What is needed: Collect every line of the records below that contains the word "likes".

Records to process:
· · ·

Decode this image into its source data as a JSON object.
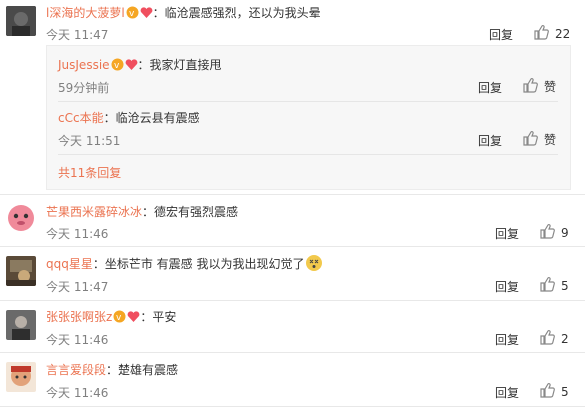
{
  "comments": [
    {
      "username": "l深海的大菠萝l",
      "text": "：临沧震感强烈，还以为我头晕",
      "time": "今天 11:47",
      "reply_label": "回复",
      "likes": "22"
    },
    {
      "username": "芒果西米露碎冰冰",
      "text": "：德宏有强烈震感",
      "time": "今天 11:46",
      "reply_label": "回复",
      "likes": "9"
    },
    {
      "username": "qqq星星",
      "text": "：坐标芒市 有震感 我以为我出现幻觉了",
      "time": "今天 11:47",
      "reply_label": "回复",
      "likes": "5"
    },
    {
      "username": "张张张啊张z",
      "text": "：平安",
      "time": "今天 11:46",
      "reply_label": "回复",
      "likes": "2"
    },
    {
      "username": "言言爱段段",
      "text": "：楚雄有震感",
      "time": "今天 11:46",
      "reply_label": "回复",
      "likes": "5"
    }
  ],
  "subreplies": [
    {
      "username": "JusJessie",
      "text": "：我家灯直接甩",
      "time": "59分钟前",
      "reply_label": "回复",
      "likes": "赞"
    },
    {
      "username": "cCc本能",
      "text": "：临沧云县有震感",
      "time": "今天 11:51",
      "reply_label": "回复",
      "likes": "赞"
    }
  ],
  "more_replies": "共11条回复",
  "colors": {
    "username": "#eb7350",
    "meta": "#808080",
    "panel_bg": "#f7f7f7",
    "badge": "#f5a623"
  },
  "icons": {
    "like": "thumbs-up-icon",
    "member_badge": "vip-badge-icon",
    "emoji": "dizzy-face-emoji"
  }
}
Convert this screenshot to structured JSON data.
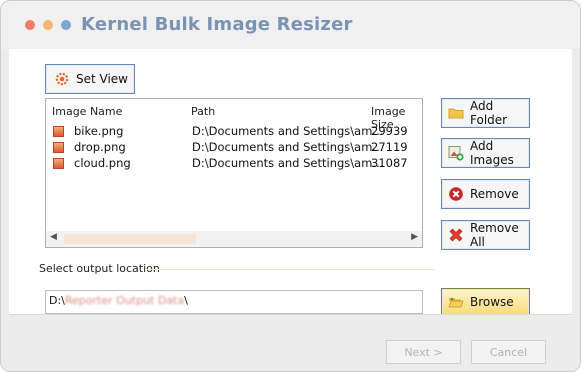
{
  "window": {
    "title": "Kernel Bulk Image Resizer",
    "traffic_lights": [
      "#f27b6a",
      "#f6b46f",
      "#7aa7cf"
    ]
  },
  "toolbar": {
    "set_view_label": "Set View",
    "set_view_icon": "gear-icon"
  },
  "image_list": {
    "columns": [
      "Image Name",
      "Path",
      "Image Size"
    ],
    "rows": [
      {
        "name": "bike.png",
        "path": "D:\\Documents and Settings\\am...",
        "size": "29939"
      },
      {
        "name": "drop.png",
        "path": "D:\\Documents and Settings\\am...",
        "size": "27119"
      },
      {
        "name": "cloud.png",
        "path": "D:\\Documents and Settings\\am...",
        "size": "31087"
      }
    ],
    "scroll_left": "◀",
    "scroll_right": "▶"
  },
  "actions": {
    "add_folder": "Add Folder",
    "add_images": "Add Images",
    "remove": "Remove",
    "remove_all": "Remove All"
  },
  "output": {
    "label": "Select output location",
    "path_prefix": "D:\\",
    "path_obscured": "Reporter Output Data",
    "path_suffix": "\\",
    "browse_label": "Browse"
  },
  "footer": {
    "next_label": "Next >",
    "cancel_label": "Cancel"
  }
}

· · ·

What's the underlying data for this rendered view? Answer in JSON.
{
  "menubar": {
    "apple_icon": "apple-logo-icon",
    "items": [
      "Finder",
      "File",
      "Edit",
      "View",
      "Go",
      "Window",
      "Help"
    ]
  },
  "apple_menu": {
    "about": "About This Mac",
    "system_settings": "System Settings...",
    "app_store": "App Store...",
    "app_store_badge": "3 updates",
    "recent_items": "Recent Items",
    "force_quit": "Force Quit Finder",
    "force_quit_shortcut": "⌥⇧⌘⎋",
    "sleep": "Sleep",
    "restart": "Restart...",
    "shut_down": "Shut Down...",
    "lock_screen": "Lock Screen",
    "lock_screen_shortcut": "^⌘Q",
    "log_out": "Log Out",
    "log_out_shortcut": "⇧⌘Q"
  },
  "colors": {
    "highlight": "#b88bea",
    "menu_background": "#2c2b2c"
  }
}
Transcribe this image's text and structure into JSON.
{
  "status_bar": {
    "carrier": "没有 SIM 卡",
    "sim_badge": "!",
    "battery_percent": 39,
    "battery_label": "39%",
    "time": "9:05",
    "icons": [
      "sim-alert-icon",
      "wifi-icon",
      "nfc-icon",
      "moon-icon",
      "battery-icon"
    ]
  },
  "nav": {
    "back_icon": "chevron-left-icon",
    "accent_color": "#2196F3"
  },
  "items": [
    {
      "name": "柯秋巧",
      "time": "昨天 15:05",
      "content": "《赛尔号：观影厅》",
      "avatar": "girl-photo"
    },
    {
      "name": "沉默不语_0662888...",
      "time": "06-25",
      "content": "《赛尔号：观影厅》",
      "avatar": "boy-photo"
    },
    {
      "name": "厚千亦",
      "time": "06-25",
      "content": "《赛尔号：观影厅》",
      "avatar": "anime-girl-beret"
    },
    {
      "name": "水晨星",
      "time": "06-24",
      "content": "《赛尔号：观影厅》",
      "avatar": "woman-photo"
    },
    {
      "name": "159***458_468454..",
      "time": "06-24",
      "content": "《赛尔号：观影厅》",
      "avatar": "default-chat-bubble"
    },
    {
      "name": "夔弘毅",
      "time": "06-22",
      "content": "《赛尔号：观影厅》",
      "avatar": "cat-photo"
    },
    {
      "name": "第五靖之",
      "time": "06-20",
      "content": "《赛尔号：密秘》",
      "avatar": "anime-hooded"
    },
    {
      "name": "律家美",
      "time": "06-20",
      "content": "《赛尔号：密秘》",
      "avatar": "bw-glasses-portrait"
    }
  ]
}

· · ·

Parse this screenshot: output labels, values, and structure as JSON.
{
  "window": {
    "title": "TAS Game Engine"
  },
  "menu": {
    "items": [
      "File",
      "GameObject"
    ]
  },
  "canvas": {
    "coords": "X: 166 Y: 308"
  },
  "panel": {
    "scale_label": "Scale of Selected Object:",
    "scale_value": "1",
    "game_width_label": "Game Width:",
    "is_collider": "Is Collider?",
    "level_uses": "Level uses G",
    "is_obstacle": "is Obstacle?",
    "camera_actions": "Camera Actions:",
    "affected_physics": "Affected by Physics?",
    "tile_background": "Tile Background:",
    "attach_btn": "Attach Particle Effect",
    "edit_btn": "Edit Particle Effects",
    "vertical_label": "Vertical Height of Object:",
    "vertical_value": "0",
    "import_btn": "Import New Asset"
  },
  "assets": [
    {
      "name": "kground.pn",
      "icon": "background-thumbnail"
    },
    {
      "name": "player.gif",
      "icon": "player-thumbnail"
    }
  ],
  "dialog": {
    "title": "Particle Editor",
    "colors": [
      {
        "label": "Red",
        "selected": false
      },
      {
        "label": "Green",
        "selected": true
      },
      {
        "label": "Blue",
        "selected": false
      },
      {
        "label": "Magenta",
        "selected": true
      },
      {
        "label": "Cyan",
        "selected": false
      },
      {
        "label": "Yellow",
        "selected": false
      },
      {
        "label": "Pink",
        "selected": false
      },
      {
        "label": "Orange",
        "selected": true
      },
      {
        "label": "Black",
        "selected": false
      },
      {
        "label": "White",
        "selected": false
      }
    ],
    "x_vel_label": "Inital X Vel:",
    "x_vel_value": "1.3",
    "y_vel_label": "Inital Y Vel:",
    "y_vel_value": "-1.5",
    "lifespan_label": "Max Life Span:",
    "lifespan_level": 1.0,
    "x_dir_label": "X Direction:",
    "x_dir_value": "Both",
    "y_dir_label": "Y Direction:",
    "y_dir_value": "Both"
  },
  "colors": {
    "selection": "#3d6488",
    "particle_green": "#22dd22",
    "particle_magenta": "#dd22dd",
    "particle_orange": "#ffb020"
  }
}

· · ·

Answer:
      "likes": "22"
      "likes": "9"
      "likes": "5"
      "likes": "2"
      "likes": "5"
      "likes": "赞"
      "likes": "赞"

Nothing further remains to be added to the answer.